She has been in such poor health lately.
An example of such used as an adjective is the phrase a beautiful woman such as her mother.
An example of such used as an adjective is the phrase apples, oranges and such fruits.
Such beautiful flowers; such a funny character.
Such are the fortunes of war.
Pins, needles, and such.
At such time as you go.
Embarrassed by such praise.
Such good news.
A buffet of soup, appetizers, and such.
Such was her nature.
I've never seen such clouds in the sky before. Such is life.
The above address or at such other address as may notify.
The party was such a bore.
- For example:.Rodents such as field mice and voles.
- As being what is indicated or suggested.
- In itself.A name, as such, means nothing.
- For example.
- Like or similar to (something specified).
- Being the kind it is (or was, etc.).
- In such a way that.Divided such that each subgroup had at least 3 members.
Origin of such
- Middle English from Old English swylc swo- in Indo-European roots
From American Heritage Dictionary of the English Language, 5th Edition
- From Middle English such, swuch, swulch, from Old English swylc, swilc, swelc (“such"), from Proto-Germanic *swalÄ«kaz (“so formed, so like"), equivalent to so +"Ž -like.
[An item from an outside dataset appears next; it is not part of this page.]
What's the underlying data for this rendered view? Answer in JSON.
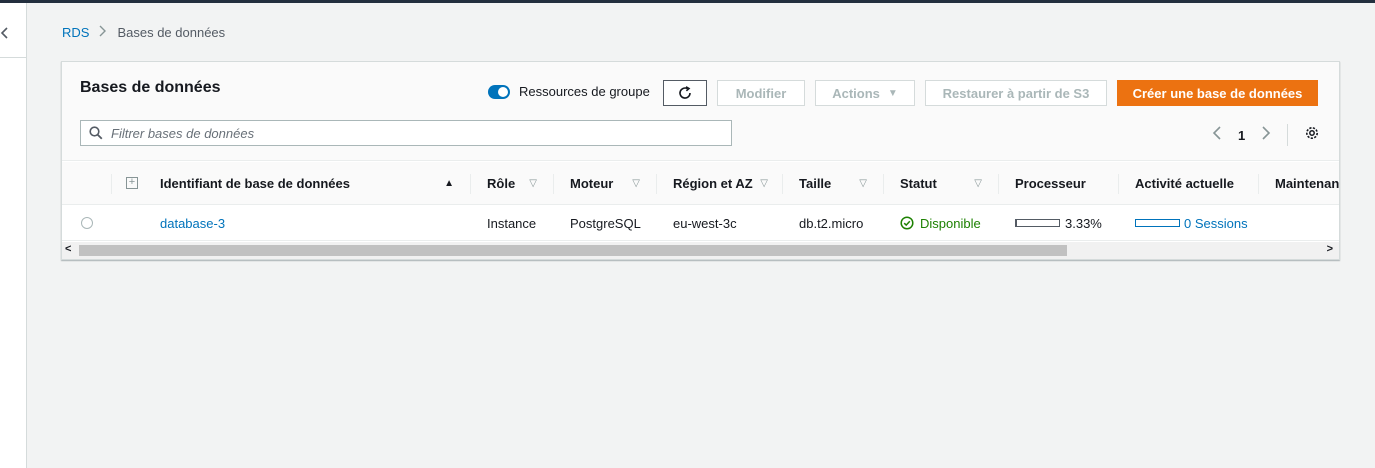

Cognate with Scots swilk, sic, sik (“such"), West Frisian suk, sok (“such"), Dutch zulk (“such"), Low German sÃ¶lk, sulk, suk (“such"), German solch (“such"), Danish slig (“like that, such"), Swedish slik (“such"), Icelandic slÃkur (“such"). More at so, like.